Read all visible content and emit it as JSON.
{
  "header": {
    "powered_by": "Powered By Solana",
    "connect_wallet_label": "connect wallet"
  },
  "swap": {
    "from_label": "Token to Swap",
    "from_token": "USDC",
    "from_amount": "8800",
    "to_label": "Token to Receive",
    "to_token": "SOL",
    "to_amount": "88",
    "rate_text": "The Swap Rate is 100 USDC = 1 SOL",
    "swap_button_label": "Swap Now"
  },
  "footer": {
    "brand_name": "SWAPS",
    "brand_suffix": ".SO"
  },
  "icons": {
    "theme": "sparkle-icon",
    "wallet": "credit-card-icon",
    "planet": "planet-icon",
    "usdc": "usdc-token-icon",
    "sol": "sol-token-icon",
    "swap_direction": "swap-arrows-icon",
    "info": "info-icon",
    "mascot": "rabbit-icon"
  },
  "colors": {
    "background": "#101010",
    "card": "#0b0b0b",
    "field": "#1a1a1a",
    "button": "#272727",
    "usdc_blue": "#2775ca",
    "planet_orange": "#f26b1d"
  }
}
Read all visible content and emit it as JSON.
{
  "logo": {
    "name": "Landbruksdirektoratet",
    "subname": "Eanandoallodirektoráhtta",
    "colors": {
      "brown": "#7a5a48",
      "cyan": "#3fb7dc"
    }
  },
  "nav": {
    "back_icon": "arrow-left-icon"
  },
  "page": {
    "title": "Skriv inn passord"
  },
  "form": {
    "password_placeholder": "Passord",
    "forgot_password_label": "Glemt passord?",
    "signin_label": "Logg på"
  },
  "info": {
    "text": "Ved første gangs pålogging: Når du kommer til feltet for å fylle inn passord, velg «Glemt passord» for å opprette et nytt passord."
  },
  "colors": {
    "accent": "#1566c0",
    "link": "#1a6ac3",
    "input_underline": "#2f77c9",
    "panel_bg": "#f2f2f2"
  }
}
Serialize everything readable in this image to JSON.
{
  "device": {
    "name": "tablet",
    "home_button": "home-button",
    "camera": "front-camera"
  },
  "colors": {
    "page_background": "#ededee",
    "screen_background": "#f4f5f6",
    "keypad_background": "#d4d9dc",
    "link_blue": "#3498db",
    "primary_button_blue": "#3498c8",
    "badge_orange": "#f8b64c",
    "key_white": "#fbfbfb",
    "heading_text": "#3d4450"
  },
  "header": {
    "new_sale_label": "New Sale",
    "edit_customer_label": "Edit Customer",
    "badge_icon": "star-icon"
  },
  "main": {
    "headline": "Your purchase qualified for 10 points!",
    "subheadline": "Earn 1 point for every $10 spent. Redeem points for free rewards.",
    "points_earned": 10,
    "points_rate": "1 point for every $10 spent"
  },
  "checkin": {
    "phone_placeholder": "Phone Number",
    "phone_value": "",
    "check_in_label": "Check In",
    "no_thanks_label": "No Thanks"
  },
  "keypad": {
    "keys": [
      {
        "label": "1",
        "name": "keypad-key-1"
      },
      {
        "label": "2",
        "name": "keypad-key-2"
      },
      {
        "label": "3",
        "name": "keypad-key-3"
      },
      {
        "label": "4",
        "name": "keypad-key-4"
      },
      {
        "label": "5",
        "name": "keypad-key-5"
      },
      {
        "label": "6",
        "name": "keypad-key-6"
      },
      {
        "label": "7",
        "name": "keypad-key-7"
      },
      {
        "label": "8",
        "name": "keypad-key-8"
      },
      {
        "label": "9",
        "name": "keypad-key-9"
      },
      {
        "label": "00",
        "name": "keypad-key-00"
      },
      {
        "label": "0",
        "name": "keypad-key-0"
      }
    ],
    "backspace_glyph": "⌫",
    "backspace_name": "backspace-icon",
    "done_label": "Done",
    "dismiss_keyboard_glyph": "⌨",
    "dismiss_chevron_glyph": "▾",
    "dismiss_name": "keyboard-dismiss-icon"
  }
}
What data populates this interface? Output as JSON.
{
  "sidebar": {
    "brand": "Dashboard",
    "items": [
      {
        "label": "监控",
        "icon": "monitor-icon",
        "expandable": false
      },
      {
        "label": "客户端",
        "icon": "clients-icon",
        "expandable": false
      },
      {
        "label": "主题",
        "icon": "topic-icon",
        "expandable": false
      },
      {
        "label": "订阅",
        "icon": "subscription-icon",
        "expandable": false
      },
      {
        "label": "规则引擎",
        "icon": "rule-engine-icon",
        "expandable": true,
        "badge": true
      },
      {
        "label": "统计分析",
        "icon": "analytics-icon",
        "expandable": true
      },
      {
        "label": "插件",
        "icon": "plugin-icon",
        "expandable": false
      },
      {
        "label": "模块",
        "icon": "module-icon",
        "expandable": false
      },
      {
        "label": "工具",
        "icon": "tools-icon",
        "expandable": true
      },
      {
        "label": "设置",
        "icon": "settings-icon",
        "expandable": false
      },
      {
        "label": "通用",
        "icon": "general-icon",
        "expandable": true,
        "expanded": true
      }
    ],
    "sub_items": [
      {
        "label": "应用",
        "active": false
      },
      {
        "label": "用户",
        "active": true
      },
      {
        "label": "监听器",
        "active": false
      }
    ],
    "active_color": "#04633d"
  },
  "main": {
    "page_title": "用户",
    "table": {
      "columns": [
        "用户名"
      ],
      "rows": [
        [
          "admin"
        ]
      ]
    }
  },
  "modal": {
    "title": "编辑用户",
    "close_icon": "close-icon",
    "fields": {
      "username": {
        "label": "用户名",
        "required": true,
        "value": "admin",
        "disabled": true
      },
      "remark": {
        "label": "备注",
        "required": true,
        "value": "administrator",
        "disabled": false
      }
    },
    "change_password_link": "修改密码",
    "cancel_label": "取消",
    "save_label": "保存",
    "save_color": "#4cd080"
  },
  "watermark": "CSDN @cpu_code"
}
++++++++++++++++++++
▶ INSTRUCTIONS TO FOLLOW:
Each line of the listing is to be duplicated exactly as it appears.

▶ ANSWER SECTION:
Read all visible content and emit it as JSON.
{
  "header": {
    "powered_by": "Powered By Solana",
    "connect_wallet_label": "connect wallet"
  },
  "swap": {
    "from_label": "Token to Swap",
    "from_token": "USDC",
    "from_amount": "8800",
    "to_label": "Token to Receive",
    "to_token": "SOL",
    "to_amount": "88",
    "rate_text": "The Swap Rate is 100 USDC = 1 SOL",
    "swap_button_label": "Swap Now"
  },
  "footer": {
    "brand_name": "SWAPS",
    "brand_suffix": ".SO"
  },
  "icons": {
    "theme": "sparkle-icon",
    "wallet": "credit-card-icon",
    "planet": "planet-icon",
    "usdc": "usdc-token-icon",
    "sol": "sol-token-icon",
    "swap_direction": "swap-arrows-icon",
    "info": "info-icon",
    "mascot": "rabbit-icon"
  },
  "colors": {
    "background": "#101010",
    "card": "#0b0b0b",
    "field": "#1a1a1a",
    "button": "#272727",
    "usdc_blue": "#2775ca",
    "planet_orange": "#f26b1d"
  }
}
Read all visible content and emit it as JSON.
{
  "logo": {
    "name": "Landbruksdirektoratet",
    "subname": "Eanandoallodirektoráhtta",
    "colors": {
      "brown": "#7a5a48",
      "cyan": "#3fb7dc"
    }
  },
  "nav": {
    "back_icon": "arrow-left-icon"
  },
  "page": {
    "title": "Skriv inn passord"
  },
  "form": {
    "password_placeholder": "Passord",
    "forgot_password_label": "Glemt passord?",
    "signin_label": "Logg på"
  },
  "info": {
    "text": "Ved første gangs pålogging: Når du kommer til feltet for å fylle inn passord, velg «Glemt passord» for å opprette et nytt passord."
  },
  "colors": {
    "accent": "#1566c0",
    "link": "#1a6ac3",
    "input_underline": "#2f77c9",
    "panel_bg": "#f2f2f2"
  }
}
Serialize everything readable in this image to JSON.
{
  "device": {
    "name": "tablet",
    "home_button": "home-button",
    "camera": "front-camera"
  },
  "colors": {
    "page_background": "#ededee",
    "screen_background": "#f4f5f6",
    "keypad_background": "#d4d9dc",
    "link_blue": "#3498db",
    "primary_button_blue": "#3498c8",
    "badge_orange": "#f8b64c",
    "key_white": "#fbfbfb",
    "heading_text": "#3d4450"
  },
  "header": {
    "new_sale_label": "New Sale",
    "edit_customer_label": "Edit Customer",
    "badge_icon": "star-icon"
  },
  "main": {
    "headline": "Your purchase qualified for 10 points!",
    "subheadline": "Earn 1 point for every $10 spent. Redeem points for free rewards.",
    "points_earned": 10,
    "points_rate": "1 point for every $10 spent"
  },
  "checkin": {
    "phone_placeholder": "Phone Number",
    "phone_value": "",
    "check_in_label": "Check In",
    "no_thanks_label": "No Thanks"
  },
  "keypad": {
    "keys": [
      {
        "label": "1",
        "name": "keypad-key-1"
      },
      {
        "label": "2",
        "name": "keypad-key-2"
      },
      {
        "label": "3",
        "name": "keypad-key-3"
      },
      {
        "label": "4",
        "name": "keypad-key-4"
      },
      {
        "label": "5",
        "name": "keypad-key-5"
      },
      {
        "label": "6",
        "name": "keypad-key-6"
      },
      {
        "label": "7",
        "name": "keypad-key-7"
      },
      {
        "label": "8",
        "name": "keypad-key-8"
      },
      {
        "label": "9",
        "name": "keypad-key-9"
      },
      {
        "label": "00",
        "name": "keypad-key-00"
      },
      {
        "label": "0",
        "name": "keypad-key-0"
      }
    ],
    "backspace_glyph": "⌫",
    "backspace_name": "backspace-icon",
    "done_label": "Done",
    "dismiss_keyboard_glyph": "⌨",
    "dismiss_chevron_glyph": "▾",
    "dismiss_name": "keyboard-dismiss-icon"
  }
}
What data populates this interface? Output as JSON.
{
  "sidebar": {
    "brand": "Dashboard",
    "items": [
      {
        "label": "监控",
        "icon": "monitor-icon",
        "expandable": false
      },
      {
        "label": "客户端",
        "icon": "clients-icon",
        "expandable": false
      },
      {
        "label": "主题",
        "icon": "topic-icon",
        "expandable": false
      },
      {
        "label": "订阅",
        "icon": "subscription-icon",
        "expandable": false
      },
      {
        "label": "规则引擎",
        "icon": "rule-engine-icon",
        "expandable": true,
        "badge": true
      },
      {
        "label": "统计分析",
        "icon": "analytics-icon",
        "expandable": true
      },
      {
        "label": "插件",
        "icon": "plugin-icon",
        "expandable": false
      },
      {
        "label": "模块",
        "icon": "module-icon",
        "expandable": false
      },
      {
        "label": "工具",
        "icon": "tools-icon",
        "expandable": true
      },
      {
        "label": "设置",
        "icon": "settings-icon",
        "expandable": false
      },
      {
        "label": "通用",
        "icon": "general-icon",
        "expandable": true,
        "expanded": true
      }
    ],
    "sub_items": [
      {
        "label": "应用",
        "active": false
      },
      {
        "label": "用户",
        "active": true
      },
      {
        "label": "监听器",
        "active": false
      }
    ],
    "active_color": "#04633d"
  },
  "main": {
    "page_title": "用户",
    "table": {
      "columns": [
        "用户名"
      ],
      "rows": [
        [
          "admin"
        ]
      ]
    }
  },
  "modal": {
    "title": "编辑用户",
    "close_icon": "close-icon",
    "fields": {
      "username": {
        "label": "用户名",
        "required": true,
        "value": "admin",
        "disabled": true
      },
      "remark": {
        "label": "备注",
        "required": true,
        "value": "administrator",
        "disabled": false
      }
    },
    "change_password_link": "修改密码",
    "cancel_label": "取消",
    "save_label": "保存",
    "save_color": "#4cd080"
  },
  "watermark": "CSDN @cpu_code"
}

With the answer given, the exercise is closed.